Task instructions:
Omit the pictures while printing every entry below exactly as given.

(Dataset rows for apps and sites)
[Start of section]
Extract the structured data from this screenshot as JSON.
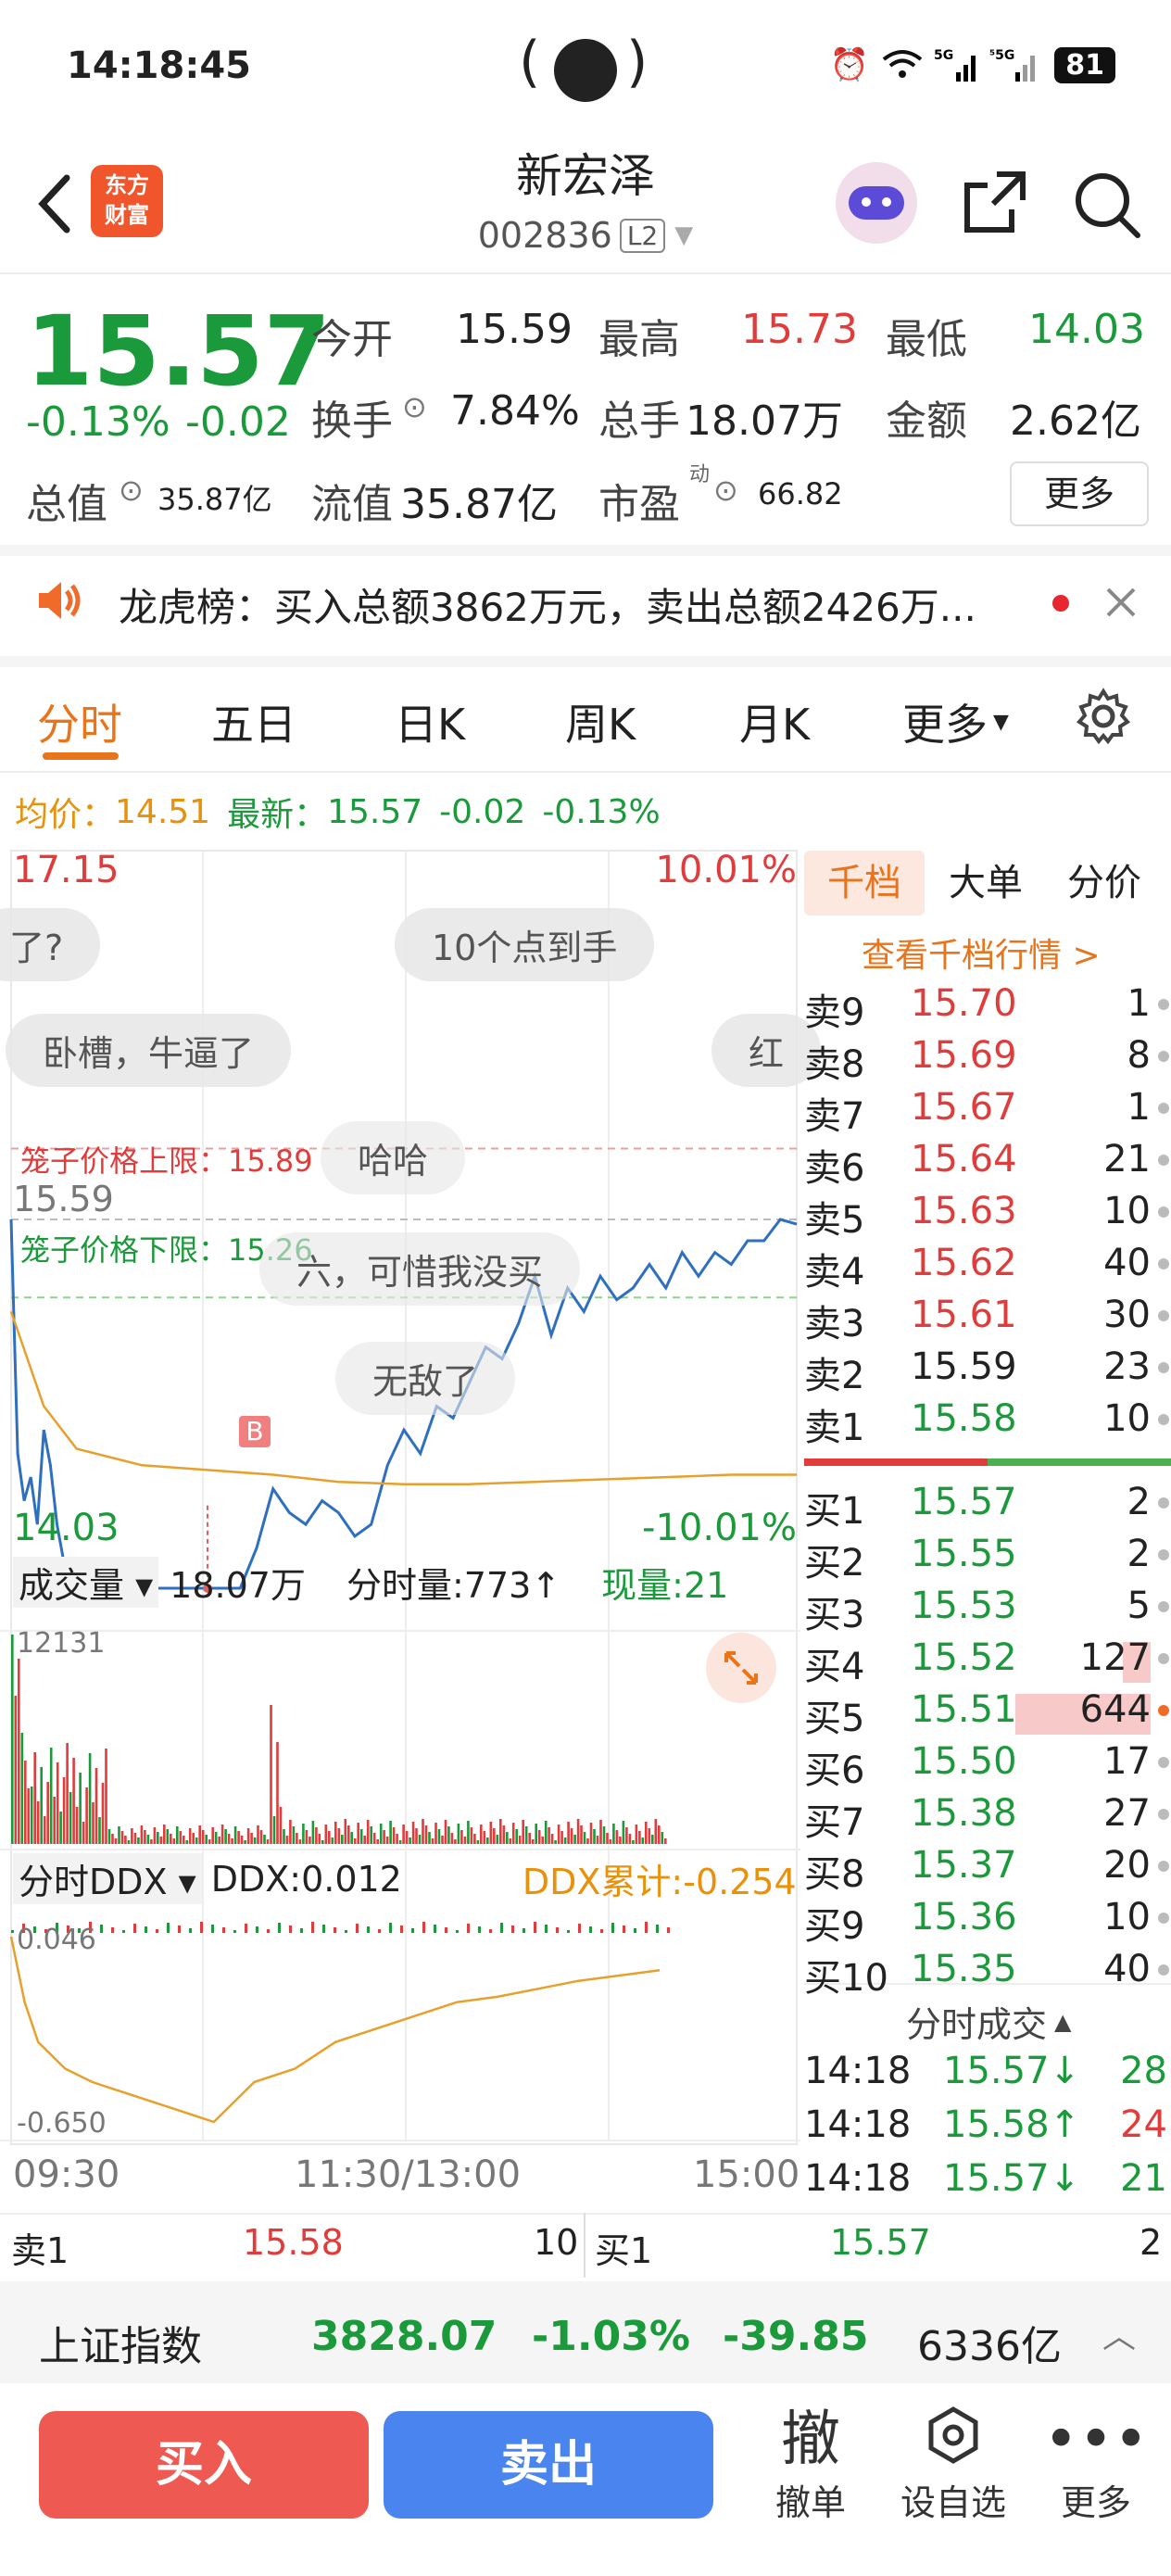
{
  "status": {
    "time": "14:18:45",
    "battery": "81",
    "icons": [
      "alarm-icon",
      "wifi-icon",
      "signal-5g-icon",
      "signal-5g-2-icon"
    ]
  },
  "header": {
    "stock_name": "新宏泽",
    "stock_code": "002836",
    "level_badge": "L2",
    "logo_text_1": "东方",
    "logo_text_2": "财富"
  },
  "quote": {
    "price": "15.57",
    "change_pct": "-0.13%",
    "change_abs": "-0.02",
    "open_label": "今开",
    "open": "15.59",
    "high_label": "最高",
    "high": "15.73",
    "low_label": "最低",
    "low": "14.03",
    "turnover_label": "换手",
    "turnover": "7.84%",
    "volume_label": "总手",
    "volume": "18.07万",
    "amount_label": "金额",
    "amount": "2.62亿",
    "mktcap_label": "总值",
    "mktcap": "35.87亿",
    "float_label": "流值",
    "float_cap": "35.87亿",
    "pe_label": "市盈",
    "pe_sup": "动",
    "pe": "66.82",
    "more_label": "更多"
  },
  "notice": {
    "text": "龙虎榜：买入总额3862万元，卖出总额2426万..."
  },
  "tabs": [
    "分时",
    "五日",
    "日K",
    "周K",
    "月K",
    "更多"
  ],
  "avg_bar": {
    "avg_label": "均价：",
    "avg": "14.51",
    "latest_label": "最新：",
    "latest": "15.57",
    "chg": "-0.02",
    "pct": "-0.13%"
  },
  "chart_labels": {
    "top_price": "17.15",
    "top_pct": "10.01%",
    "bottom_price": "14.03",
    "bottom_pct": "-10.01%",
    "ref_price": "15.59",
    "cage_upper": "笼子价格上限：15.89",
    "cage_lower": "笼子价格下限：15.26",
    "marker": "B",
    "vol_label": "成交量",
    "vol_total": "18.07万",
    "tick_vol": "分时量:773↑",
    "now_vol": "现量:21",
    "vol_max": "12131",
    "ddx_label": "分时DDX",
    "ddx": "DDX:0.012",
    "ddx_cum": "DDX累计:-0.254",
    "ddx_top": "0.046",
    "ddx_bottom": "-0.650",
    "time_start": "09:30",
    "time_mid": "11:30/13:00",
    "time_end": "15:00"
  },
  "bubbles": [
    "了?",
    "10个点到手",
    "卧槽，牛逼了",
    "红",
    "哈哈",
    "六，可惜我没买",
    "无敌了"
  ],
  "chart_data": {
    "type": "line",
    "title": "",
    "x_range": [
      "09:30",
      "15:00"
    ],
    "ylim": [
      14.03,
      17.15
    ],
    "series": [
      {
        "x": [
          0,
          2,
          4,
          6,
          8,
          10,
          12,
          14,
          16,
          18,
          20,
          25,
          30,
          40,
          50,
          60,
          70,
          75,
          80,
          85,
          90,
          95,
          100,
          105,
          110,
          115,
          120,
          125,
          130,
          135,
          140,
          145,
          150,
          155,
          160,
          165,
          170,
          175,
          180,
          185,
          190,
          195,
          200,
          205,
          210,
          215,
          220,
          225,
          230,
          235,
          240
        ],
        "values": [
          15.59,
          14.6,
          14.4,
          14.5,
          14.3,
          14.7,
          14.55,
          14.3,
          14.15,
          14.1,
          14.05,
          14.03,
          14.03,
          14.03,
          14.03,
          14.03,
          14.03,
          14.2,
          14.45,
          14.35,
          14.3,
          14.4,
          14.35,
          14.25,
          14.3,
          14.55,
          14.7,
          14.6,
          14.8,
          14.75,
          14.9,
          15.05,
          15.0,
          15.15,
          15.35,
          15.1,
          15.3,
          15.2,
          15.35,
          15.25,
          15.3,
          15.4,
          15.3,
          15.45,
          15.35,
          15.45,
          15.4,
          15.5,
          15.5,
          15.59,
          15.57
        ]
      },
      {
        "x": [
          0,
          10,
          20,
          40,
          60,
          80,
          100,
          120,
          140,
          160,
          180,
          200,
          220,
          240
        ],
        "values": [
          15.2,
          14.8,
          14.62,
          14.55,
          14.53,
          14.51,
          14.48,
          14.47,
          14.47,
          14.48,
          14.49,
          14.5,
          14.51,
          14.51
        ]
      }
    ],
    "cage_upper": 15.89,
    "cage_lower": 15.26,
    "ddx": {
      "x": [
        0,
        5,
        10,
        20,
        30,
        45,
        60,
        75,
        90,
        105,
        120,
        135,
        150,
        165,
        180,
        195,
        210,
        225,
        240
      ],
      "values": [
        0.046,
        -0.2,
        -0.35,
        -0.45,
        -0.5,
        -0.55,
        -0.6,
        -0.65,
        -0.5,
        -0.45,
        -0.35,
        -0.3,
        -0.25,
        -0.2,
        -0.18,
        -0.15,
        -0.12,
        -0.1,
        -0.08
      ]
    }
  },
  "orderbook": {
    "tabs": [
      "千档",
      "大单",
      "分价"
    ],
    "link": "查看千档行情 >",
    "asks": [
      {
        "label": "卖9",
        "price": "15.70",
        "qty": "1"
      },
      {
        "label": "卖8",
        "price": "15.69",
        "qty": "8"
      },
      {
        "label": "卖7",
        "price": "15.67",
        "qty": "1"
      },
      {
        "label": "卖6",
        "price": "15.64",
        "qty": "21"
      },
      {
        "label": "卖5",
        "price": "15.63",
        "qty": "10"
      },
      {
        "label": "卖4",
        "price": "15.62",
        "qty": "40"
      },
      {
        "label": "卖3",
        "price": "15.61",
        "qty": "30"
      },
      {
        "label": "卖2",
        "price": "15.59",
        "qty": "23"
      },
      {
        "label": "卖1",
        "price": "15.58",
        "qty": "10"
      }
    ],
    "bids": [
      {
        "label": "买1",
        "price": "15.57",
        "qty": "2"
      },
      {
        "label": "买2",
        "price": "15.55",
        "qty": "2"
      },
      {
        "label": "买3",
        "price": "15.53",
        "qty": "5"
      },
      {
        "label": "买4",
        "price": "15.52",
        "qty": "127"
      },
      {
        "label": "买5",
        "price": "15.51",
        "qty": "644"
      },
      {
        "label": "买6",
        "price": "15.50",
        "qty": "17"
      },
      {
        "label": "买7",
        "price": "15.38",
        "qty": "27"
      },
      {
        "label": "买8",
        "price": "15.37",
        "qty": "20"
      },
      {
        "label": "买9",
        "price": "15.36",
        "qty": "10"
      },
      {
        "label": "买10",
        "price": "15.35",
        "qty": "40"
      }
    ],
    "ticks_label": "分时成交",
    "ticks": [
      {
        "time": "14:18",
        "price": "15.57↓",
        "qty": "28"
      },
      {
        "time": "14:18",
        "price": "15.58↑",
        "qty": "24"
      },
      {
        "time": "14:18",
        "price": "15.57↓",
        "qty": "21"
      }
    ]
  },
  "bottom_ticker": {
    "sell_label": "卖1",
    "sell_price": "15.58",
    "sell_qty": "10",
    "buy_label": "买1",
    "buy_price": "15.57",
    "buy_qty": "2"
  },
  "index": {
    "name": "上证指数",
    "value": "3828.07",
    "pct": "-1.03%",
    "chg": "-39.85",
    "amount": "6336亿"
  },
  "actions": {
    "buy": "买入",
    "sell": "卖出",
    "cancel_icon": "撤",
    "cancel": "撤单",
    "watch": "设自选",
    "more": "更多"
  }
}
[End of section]
Solved problem:
Extract the structured data from this screenshot as JSON.
{
  "status": {
    "time": "14:18:45",
    "battery": "81",
    "icons": [
      "alarm-icon",
      "wifi-icon",
      "signal-5g-icon",
      "signal-5g-2-icon"
    ]
  },
  "header": {
    "stock_name": "新宏泽",
    "stock_code": "002836",
    "level_badge": "L2",
    "logo_text_1": "东方",
    "logo_text_2": "财富"
  },
  "quote": {
    "price": "15.57",
    "change_pct": "-0.13%",
    "change_abs": "-0.02",
    "open_label": "今开",
    "open": "15.59",
    "high_label": "最高",
    "high": "15.73",
    "low_label": "最低",
    "low": "14.03",
    "turnover_label": "换手",
    "turnover": "7.84%",
    "volume_label": "总手",
    "volume": "18.07万",
    "amount_label": "金额",
    "amount": "2.62亿",
    "mktcap_label": "总值",
    "mktcap": "35.87亿",
    "float_label": "流值",
    "float_cap": "35.87亿",
    "pe_label": "市盈",
    "pe_sup": "动",
    "pe": "66.82",
    "more_label": "更多"
  },
  "notice": {
    "text": "龙虎榜：买入总额3862万元，卖出总额2426万..."
  },
  "tabs": [
    "分时",
    "五日",
    "日K",
    "周K",
    "月K",
    "更多"
  ],
  "avg_bar": {
    "avg_label": "均价：",
    "avg": "14.51",
    "latest_label": "最新：",
    "latest": "15.57",
    "chg": "-0.02",
    "pct": "-0.13%"
  },
  "chart_labels": {
    "top_price": "17.15",
    "top_pct": "10.01%",
    "bottom_price": "14.03",
    "bottom_pct": "-10.01%",
    "ref_price": "15.59",
    "cage_upper": "笼子价格上限：15.89",
    "cage_lower": "笼子价格下限：15.26",
    "marker": "B",
    "vol_label": "成交量",
    "vol_total": "18.07万",
    "tick_vol": "分时量:773↑",
    "now_vol": "现量:21",
    "vol_max": "12131",
    "ddx_label": "分时DDX",
    "ddx": "DDX:0.012",
    "ddx_cum": "DDX累计:-0.254",
    "ddx_top": "0.046",
    "ddx_bottom": "-0.650",
    "time_start": "09:30",
    "time_mid": "11:30/13:00",
    "time_end": "15:00"
  },
  "bubbles": [
    "了?",
    "10个点到手",
    "卧槽，牛逼了",
    "红",
    "哈哈",
    "六，可惜我没买",
    "无敌了"
  ],
  "chart_data": {
    "type": "line",
    "title": "",
    "x_range": [
      "09:30",
      "15:00"
    ],
    "ylim": [
      14.03,
      17.15
    ],
    "series": [
      {
        "x": [
          0,
          2,
          4,
          6,
          8,
          10,
          12,
          14,
          16,
          18,
          20,
          25,
          30,
          40,
          50,
          60,
          70,
          75,
          80,
          85,
          90,
          95,
          100,
          105,
          110,
          115,
          120,
          125,
          130,
          135,
          140,
          145,
          150,
          155,
          160,
          165,
          170,
          175,
          180,
          185,
          190,
          195,
          200,
          205,
          210,
          215,
          220,
          225,
          230,
          235,
          240
        ],
        "values": [
          15.59,
          14.6,
          14.4,
          14.5,
          14.3,
          14.7,
          14.55,
          14.3,
          14.15,
          14.1,
          14.05,
          14.03,
          14.03,
          14.03,
          14.03,
          14.03,
          14.03,
          14.2,
          14.45,
          14.35,
          14.3,
          14.4,
          14.35,
          14.25,
          14.3,
          14.55,
          14.7,
          14.6,
          14.8,
          14.75,
          14.9,
          15.05,
          15.0,
          15.15,
          15.35,
          15.1,
          15.3,
          15.2,
          15.35,
          15.25,
          15.3,
          15.4,
          15.3,
          15.45,
          15.35,
          15.45,
          15.4,
          15.5,
          15.5,
          15.59,
          15.57
        ]
      },
      {
        "x": [
          0,
          10,
          20,
          40,
          60,
          80,
          100,
          120,
          140,
          160,
          180,
          200,
          220,
          240
        ],
        "values": [
          15.2,
          14.8,
          14.62,
          14.55,
          14.53,
          14.51,
          14.48,
          14.47,
          14.47,
          14.48,
          14.49,
          14.5,
          14.51,
          14.51
        ]
      }
    ],
    "cage_upper": 15.89,
    "cage_lower": 15.26,
    "ddx": {
      "x": [
        0,
        5,
        10,
        20,
        30,
        45,
        60,
        75,
        90,
        105,
        120,
        135,
        150,
        165,
        180,
        195,
        210,
        225,
        240
      ],
      "values": [
        0.046,
        -0.2,
        -0.35,
        -0.45,
        -0.5,
        -0.55,
        -0.6,
        -0.65,
        -0.5,
        -0.45,
        -0.35,
        -0.3,
        -0.25,
        -0.2,
        -0.18,
        -0.15,
        -0.12,
        -0.1,
        -0.08
      ]
    }
  },
  "orderbook": {
    "tabs": [
      "千档",
      "大单",
      "分价"
    ],
    "link": "查看千档行情 >",
    "asks": [
      {
        "label": "卖9",
        "price": "15.70",
        "qty": "1"
      },
      {
        "label": "卖8",
        "price": "15.69",
        "qty": "8"
      },
      {
        "label": "卖7",
        "price": "15.67",
        "qty": "1"
      },
      {
        "label": "卖6",
        "price": "15.64",
        "qty": "21"
      },
      {
        "label": "卖5",
        "price": "15.63",
        "qty": "10"
      },
      {
        "label": "卖4",
        "price": "15.62",
        "qty": "40"
      },
      {
        "label": "卖3",
        "price": "15.61",
        "qty": "30"
      },
      {
        "label": "卖2",
        "price": "15.59",
        "qty": "23"
      },
      {
        "label": "卖1",
        "price": "15.58",
        "qty": "10"
      }
    ],
    "bids": [
      {
        "label": "买1",
        "price": "15.57",
        "qty": "2"
      },
      {
        "label": "买2",
        "price": "15.55",
        "qty": "2"
      },
      {
        "label": "买3",
        "price": "15.53",
        "qty": "5"
      },
      {
        "label": "买4",
        "price": "15.52",
        "qty": "127"
      },
      {
        "label": "买5",
        "price": "15.51",
        "qty": "644"
      },
      {
        "label": "买6",
        "price": "15.50",
        "qty": "17"
      },
      {
        "label": "买7",
        "price": "15.38",
        "qty": "27"
      },
      {
        "label": "买8",
        "price": "15.37",
        "qty": "20"
      },
      {
        "label": "买9",
        "price": "15.36",
        "qty": "10"
      },
      {
        "label": "买10",
        "price": "15.35",
        "qty": "40"
      }
    ],
    "ticks_label": "分时成交",
    "ticks": [
      {
        "time": "14:18",
        "price": "15.57↓",
        "qty": "28"
      },
      {
        "time": "14:18",
        "price": "15.58↑",
        "qty": "24"
      },
      {
        "time": "14:18",
        "price": "15.57↓",
        "qty": "21"
      }
    ]
  },
  "bottom_ticker": {
    "sell_label": "卖1",
    "sell_price": "15.58",
    "sell_qty": "10",
    "buy_label": "买1",
    "buy_price": "15.57",
    "buy_qty": "2"
  },
  "index": {
    "name": "上证指数",
    "value": "3828.07",
    "pct": "-1.03%",
    "chg": "-39.85",
    "amount": "6336亿"
  },
  "actions": {
    "buy": "买入",
    "sell": "卖出",
    "cancel_icon": "撤",
    "cancel": "撤单",
    "watch": "设自选",
    "more": "更多"
  }
}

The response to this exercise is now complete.